TASK PROMPT: Word for word, the data below must be repeated in full; no picture is to be included.

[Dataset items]
§ §

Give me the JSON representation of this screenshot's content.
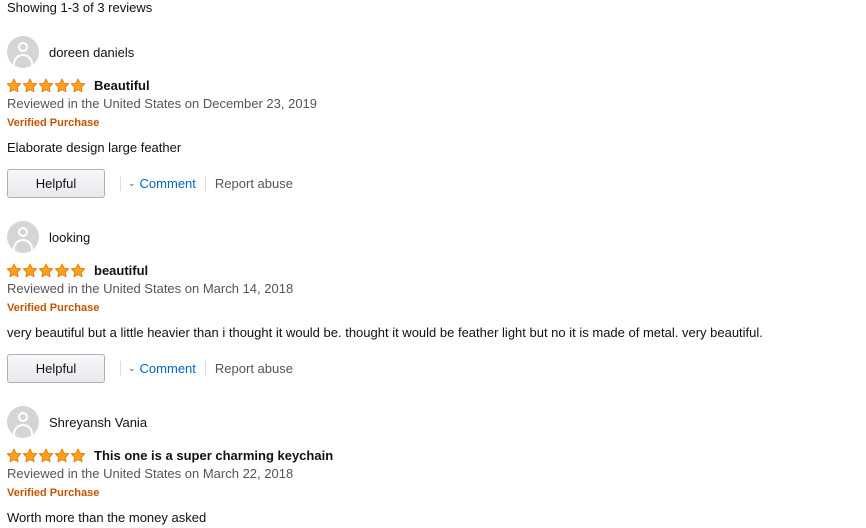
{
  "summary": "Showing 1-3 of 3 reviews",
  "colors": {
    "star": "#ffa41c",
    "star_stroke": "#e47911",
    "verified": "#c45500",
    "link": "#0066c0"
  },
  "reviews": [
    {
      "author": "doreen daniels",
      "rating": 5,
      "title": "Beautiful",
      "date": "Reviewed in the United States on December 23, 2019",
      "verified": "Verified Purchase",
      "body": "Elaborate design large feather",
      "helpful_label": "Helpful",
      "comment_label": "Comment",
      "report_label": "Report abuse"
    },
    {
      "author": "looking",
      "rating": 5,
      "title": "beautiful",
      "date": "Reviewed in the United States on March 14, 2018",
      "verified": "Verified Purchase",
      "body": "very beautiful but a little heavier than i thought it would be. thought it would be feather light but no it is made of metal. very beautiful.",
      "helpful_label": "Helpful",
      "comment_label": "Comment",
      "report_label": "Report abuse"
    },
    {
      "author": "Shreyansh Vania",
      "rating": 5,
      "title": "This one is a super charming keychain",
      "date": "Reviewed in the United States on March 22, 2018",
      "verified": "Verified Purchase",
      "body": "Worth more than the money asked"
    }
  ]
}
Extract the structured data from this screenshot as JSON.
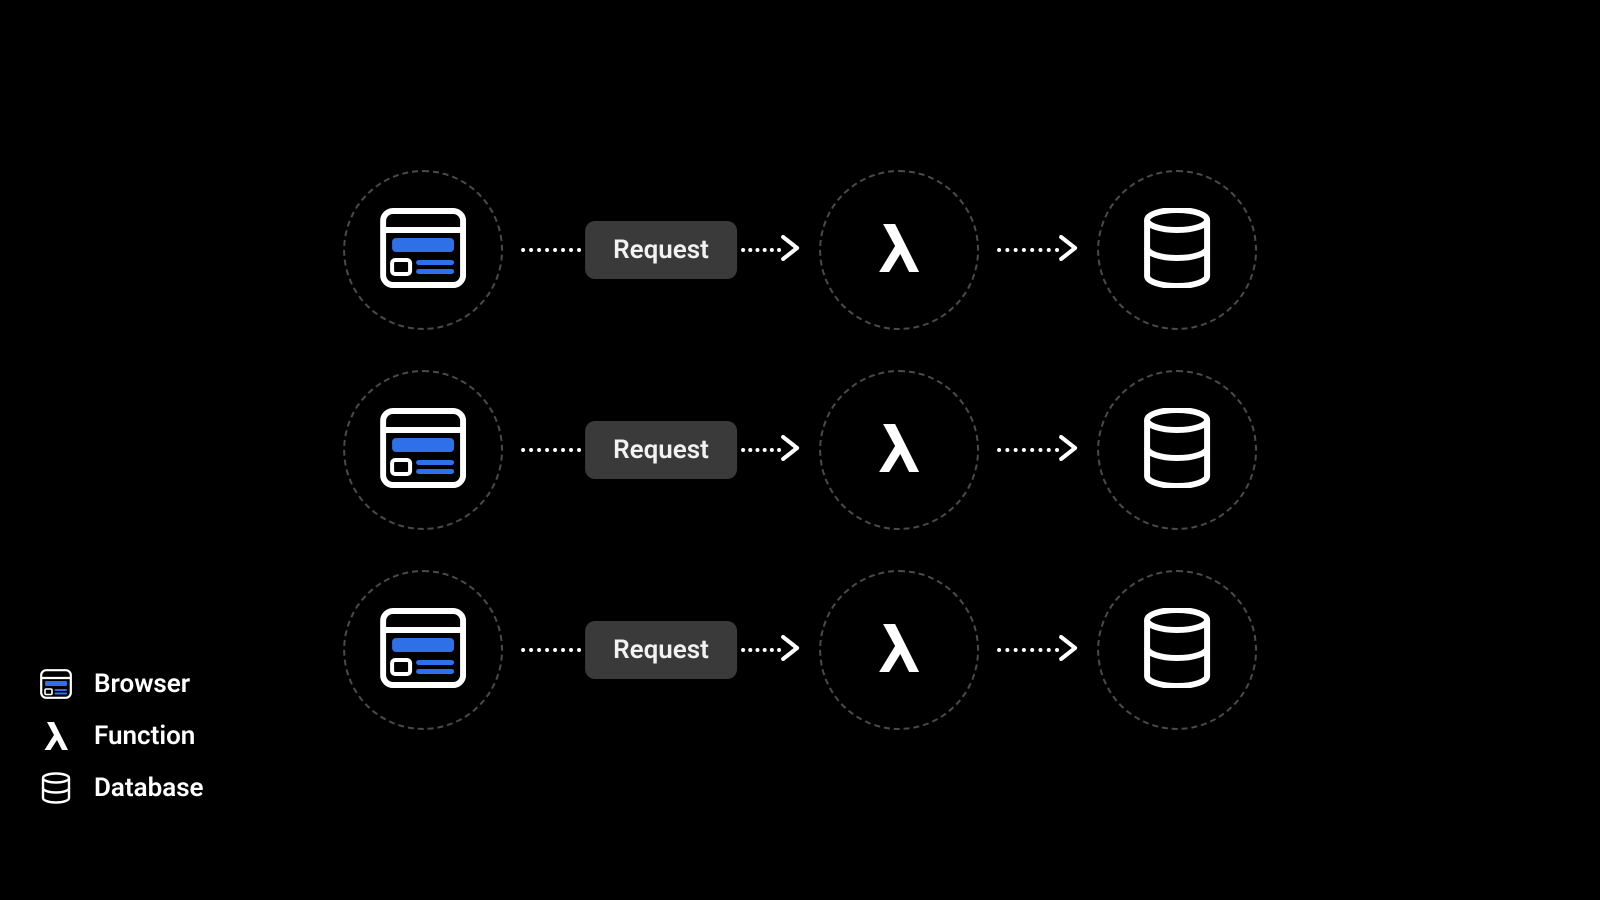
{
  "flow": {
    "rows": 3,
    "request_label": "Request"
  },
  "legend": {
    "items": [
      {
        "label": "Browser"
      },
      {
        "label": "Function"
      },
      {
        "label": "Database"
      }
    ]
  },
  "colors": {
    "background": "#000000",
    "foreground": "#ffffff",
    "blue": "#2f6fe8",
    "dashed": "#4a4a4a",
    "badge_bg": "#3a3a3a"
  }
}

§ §

PROBLEM SOLUTION:
Give me the JSON representation of this screenshot's content.
{
  "summary": "Showing 1-3 of 3 reviews",
  "colors": {
    "star": "#ffa41c",
    "star_stroke": "#e47911",
    "verified": "#c45500",
    "link": "#0066c0"
  },
  "reviews": [
    {
      "author": "doreen daniels",
      "rating": 5,
      "title": "Beautiful",
      "date": "Reviewed in the United States on December 23, 2019",
      "verified": "Verified Purchase",
      "body": "Elaborate design large feather",
      "helpful_label": "Helpful",
      "comment_label": "Comment",
      "report_label": "Report abuse"
    },
    {
      "author": "looking",
      "rating": 5,
      "title": "beautiful",
      "date": "Reviewed in the United States on March 14, 2018",
      "verified": "Verified Purchase",
      "body": "very beautiful but a little heavier than i thought it would be. thought it would be feather light but no it is made of metal. very beautiful.",
      "helpful_label": "Helpful",
      "comment_label": "Comment",
      "report_label": "Report abuse"
    },
    {
      "author": "Shreyansh Vania",
      "rating": 5,
      "title": "This one is a super charming keychain",
      "date": "Reviewed in the United States on March 22, 2018",
      "verified": "Verified Purchase",
      "body": "Worth more than the money asked"
    }
  ]
}
Extract the structured data from this screenshot as JSON.
{
  "flow": {
    "rows": 3,
    "request_label": "Request"
  },
  "legend": {
    "items": [
      {
        "label": "Browser"
      },
      {
        "label": "Function"
      },
      {
        "label": "Database"
      }
    ]
  },
  "colors": {
    "background": "#000000",
    "foreground": "#ffffff",
    "blue": "#2f6fe8",
    "dashed": "#4a4a4a",
    "badge_bg": "#3a3a3a"
  }
}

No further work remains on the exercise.